Bastille Day is back, sort of.
France is celebrating its national holiday Wednesday with thousands of troops marching in a Paris parade and traditional parties around the country, after last year’s events were scaled back because of virus fears.
This year those fears are still lurking, but the government decided to go ahead with the parade on the Champs-Elysees as part of a broader effort to return to pre-pandemic activity.
The number of spectators is limited, and they are being restricted to a small section of the parade. In addition, each spectator must show a special pass proving they have been fully vaccinated, recently recovered from the virus or a negative virus test. Similar restrictions will be in place for those gathering to watch an elaborate fireworks show at the Eiffel Tower on Wednesday evening.
Leading the parade will be members of a French-led international force fighting extremists in Mali and the surrounding Sahel region. President Emmanuel Macron announced last week that France is slashing the number of troops in the region because of evolving threats.
Among others honored at the parade will be military medics who have shuttled vaccines to France’s overseas territories, treated virus patients or otherwise helped fight the pandemic.
A total of 73 warplanes, medical helicopters and other aircraft will traverse the skies over the Paris region.
Last year’s Bastille day parade was canceled and replaced by a static ceremony honoring health care workers who died fighting COVID-19.
France has lost more than 111,000 lives to the pandemic, and the government is pushing hard to get more people vaccinated to fight resurgent infections driven by the delta variant.

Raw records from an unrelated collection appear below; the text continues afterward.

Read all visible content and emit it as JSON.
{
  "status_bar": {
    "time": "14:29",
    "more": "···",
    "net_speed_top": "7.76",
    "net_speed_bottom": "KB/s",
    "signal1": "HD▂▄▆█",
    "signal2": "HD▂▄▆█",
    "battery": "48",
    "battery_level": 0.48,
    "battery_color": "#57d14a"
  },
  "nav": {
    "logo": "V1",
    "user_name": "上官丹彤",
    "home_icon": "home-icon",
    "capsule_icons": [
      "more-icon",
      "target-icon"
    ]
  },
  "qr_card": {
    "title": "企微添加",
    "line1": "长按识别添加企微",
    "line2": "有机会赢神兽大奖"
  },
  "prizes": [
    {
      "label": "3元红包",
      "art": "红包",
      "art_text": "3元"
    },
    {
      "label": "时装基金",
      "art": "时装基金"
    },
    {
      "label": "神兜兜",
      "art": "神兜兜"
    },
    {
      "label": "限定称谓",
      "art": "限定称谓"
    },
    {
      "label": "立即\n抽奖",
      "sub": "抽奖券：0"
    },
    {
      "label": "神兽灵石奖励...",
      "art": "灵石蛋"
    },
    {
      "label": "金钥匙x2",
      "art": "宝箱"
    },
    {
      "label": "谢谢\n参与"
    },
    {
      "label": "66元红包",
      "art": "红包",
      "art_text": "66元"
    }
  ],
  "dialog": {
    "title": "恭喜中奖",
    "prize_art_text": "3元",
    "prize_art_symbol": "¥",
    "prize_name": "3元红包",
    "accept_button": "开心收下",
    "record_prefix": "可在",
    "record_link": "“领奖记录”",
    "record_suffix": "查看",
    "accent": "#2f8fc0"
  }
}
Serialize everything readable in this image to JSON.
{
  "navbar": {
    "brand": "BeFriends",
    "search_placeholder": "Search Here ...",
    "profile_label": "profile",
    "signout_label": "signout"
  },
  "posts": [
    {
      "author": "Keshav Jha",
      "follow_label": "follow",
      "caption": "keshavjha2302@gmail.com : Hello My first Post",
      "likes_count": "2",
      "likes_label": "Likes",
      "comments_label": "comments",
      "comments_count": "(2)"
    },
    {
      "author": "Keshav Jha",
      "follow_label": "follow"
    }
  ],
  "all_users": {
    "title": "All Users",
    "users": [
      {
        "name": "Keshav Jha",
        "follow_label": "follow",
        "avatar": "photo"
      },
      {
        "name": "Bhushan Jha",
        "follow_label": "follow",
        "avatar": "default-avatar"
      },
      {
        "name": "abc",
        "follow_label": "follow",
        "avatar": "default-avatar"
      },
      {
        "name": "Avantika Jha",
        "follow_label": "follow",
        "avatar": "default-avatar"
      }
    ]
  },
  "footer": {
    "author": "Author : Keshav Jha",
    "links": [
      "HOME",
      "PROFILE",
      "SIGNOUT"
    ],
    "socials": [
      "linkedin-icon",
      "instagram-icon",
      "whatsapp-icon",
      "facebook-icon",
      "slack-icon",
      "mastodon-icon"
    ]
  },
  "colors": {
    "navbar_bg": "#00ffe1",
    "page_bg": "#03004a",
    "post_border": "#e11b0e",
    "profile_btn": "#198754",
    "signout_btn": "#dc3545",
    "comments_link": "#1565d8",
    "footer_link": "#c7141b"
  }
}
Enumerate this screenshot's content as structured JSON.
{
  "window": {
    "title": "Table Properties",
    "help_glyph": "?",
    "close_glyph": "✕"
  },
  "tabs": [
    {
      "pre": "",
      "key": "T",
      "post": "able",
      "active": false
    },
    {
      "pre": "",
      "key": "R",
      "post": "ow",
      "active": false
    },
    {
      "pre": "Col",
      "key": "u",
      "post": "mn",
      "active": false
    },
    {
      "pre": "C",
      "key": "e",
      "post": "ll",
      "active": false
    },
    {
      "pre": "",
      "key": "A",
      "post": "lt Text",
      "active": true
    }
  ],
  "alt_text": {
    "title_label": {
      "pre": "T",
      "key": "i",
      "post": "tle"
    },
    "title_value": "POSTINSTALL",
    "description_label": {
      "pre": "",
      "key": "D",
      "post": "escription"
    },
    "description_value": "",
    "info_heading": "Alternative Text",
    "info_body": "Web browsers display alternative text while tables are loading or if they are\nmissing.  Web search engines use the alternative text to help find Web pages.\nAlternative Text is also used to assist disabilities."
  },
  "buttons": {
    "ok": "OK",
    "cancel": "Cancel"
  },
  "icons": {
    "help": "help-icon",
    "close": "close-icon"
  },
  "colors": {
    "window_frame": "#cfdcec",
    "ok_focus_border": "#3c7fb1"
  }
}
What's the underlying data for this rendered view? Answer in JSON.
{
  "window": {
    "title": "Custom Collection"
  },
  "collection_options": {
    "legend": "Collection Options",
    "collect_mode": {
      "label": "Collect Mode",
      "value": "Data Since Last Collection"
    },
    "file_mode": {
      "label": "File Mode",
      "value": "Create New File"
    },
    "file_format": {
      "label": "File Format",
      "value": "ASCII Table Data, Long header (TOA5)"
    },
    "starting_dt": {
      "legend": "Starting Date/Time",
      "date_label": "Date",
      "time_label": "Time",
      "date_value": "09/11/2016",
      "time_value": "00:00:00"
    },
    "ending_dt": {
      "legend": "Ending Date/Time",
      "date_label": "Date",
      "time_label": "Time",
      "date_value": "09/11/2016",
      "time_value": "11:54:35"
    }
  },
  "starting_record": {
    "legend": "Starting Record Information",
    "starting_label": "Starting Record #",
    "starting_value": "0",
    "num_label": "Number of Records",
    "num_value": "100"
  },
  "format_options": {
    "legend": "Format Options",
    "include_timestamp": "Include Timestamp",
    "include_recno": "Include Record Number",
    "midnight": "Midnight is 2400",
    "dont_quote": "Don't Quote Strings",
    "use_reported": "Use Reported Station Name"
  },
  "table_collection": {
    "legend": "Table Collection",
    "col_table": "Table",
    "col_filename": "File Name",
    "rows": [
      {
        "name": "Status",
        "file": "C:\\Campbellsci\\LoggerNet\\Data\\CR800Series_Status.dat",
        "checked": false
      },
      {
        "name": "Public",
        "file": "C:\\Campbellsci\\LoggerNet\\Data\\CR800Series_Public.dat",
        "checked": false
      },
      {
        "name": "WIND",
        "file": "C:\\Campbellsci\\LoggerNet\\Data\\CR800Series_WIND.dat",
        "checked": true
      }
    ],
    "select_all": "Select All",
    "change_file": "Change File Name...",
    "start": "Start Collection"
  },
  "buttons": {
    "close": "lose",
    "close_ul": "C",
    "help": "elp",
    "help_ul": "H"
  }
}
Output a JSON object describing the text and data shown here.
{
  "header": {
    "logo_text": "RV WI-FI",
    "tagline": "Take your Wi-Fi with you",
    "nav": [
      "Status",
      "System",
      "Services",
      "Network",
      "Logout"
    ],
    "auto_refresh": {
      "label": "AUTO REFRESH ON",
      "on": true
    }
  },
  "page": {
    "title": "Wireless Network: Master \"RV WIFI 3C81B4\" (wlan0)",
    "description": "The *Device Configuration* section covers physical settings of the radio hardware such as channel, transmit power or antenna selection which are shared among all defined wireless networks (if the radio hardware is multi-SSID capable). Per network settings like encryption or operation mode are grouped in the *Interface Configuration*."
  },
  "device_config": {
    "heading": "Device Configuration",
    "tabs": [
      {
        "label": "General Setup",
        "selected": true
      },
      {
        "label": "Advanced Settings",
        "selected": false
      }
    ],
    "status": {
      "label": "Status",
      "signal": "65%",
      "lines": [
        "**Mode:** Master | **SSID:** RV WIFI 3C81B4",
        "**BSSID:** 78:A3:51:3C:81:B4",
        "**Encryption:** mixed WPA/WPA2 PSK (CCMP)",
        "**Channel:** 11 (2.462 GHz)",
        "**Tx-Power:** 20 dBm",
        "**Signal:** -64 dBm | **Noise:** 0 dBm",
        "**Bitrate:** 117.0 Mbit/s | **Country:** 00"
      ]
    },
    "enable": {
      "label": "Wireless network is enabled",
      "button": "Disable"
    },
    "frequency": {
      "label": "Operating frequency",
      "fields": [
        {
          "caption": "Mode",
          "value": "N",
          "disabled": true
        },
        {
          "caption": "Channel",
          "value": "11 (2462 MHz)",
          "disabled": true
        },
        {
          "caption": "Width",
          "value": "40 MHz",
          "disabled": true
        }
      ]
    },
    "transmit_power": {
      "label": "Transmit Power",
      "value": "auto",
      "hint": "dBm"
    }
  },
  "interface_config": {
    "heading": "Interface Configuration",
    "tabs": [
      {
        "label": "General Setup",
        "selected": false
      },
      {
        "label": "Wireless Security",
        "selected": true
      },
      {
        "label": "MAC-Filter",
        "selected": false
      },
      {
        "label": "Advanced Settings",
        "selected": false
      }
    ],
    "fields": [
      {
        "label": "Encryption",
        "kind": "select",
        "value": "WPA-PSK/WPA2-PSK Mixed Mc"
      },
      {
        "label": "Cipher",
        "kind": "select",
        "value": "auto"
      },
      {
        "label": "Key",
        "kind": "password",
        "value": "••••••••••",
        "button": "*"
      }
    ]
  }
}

Bastille Day marks the storming of the Bastille prison in eastern Paris on July 14, 1789, commemorated as the birth of the French Revolution.